Directions for this task. Drop every image, then reproduce the data exactly as given.

Records.

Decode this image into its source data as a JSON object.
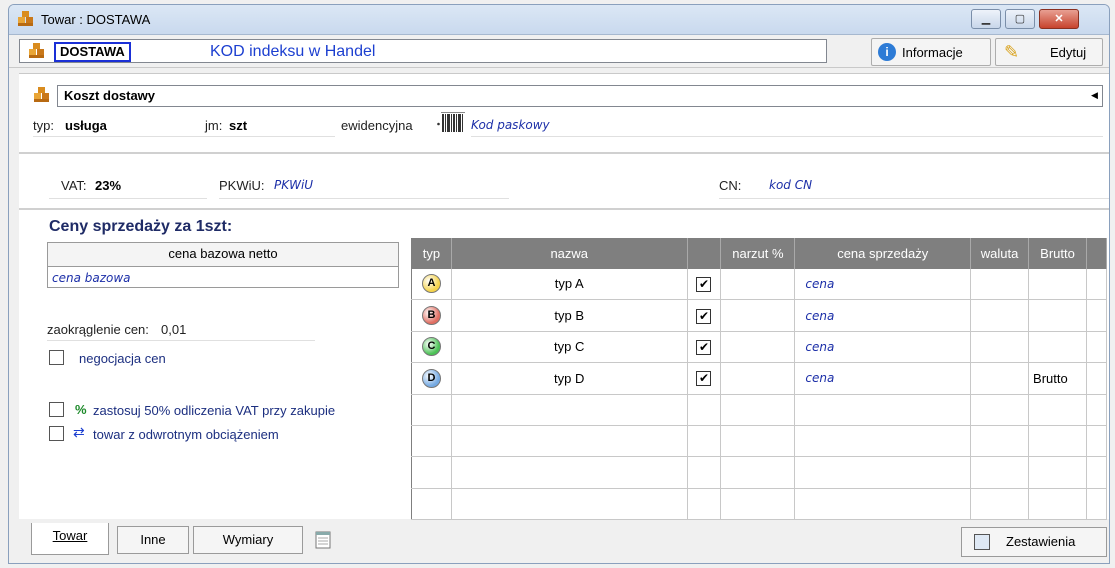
{
  "window": {
    "title": "Towar : DOSTAWA",
    "controls": [
      "minimize",
      "maximize",
      "close"
    ]
  },
  "header": {
    "code": "DOSTAWA",
    "code_label": "KOD indeksu w Handel",
    "info_button": "Informacje",
    "edit_button": "Edytuj"
  },
  "product": {
    "name": "Koszt dostawy",
    "typ_label": "typ:",
    "typ_value": "usługa",
    "jm_label": "jm:",
    "jm_value": "szt",
    "ewidencyjna_label": "ewidencyjna",
    "barcode_text": "Kod paskowy",
    "vat_label": "VAT:",
    "vat_value": "23%",
    "pkwiu_label": "PKWiU:",
    "pkwiu_value": "PKWiU",
    "cn_label": "CN:",
    "cn_value": "kod CN"
  },
  "prices": {
    "heading": "Ceny sprzedaży za 1szt:",
    "base_header": "cena bazowa netto",
    "base_value": "cena bazowa",
    "rounding_label": "zaokrąglenie cen:",
    "rounding_value": "0,01",
    "negotiation_label": "negocjacja cen",
    "vat50_label": "zastosuj 50% odliczenia VAT przy zakupie",
    "reverse_label": "towar z odwrotnym obciążeniem"
  },
  "price_table": {
    "headers": [
      "typ",
      "nazwa",
      "",
      "narzut %",
      "cena sprzedaży",
      "waluta",
      "Brutto",
      ""
    ],
    "rows": [
      {
        "badge": "A",
        "color": "#f5d34a",
        "name": "typ A",
        "checked": true,
        "price": "cena",
        "brutto": ""
      },
      {
        "badge": "B",
        "color": "#e06e62",
        "name": "typ B",
        "checked": true,
        "price": "cena",
        "brutto": ""
      },
      {
        "badge": "C",
        "color": "#4cc256",
        "name": "typ C",
        "checked": true,
        "price": "cena",
        "brutto": ""
      },
      {
        "badge": "D",
        "color": "#74a9e2",
        "name": "typ D",
        "checked": true,
        "price": "cena",
        "brutto": "Brutto"
      }
    ]
  },
  "tabs": [
    "Towar",
    "Inne",
    "Wymiary"
  ],
  "summary_button": "Zestawienia"
}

Exercise output.
Decode this image into its source data as a JSON object.
{
  "window": {
    "title": "Towar : DOSTAWA",
    "controls": [
      "minimize",
      "maximize",
      "close"
    ]
  },
  "header": {
    "code": "DOSTAWA",
    "code_label": "KOD indeksu w Handel",
    "info_button": "Informacje",
    "edit_button": "Edytuj"
  },
  "product": {
    "name": "Koszt dostawy",
    "typ_label": "typ:",
    "typ_value": "usługa",
    "jm_label": "jm:",
    "jm_value": "szt",
    "ewidencyjna_label": "ewidencyjna",
    "barcode_text": "Kod paskowy",
    "vat_label": "VAT:",
    "vat_value": "23%",
    "pkwiu_label": "PKWiU:",
    "pkwiu_value": "PKWiU",
    "cn_label": "CN:",
    "cn_value": "kod CN"
  },
  "prices": {
    "heading": "Ceny sprzedaży za 1szt:",
    "base_header": "cena bazowa netto",
    "base_value": "cena bazowa",
    "rounding_label": "zaokrąglenie cen:",
    "rounding_value": "0,01",
    "negotiation_label": "negocjacja cen",
    "vat50_label": "zastosuj 50% odliczenia VAT przy zakupie",
    "reverse_label": "towar z odwrotnym obciążeniem"
  },
  "price_table": {
    "headers": [
      "typ",
      "nazwa",
      "",
      "narzut %",
      "cena sprzedaży",
      "waluta",
      "Brutto",
      ""
    ],
    "rows": [
      {
        "badge": "A",
        "color": "#f5d34a",
        "name": "typ A",
        "checked": true,
        "price": "cena",
        "brutto": ""
      },
      {
        "badge": "B",
        "color": "#e06e62",
        "name": "typ B",
        "checked": true,
        "price": "cena",
        "brutto": ""
      },
      {
        "badge": "C",
        "color": "#4cc256",
        "name": "typ C",
        "checked": true,
        "price": "cena",
        "brutto": ""
      },
      {
        "badge": "D",
        "color": "#74a9e2",
        "name": "typ D",
        "checked": true,
        "price": "cena",
        "brutto": "Brutto"
      }
    ]
  },
  "tabs": [
    "Towar",
    "Inne",
    "Wymiary"
  ],
  "summary_button": "Zestawienia"
}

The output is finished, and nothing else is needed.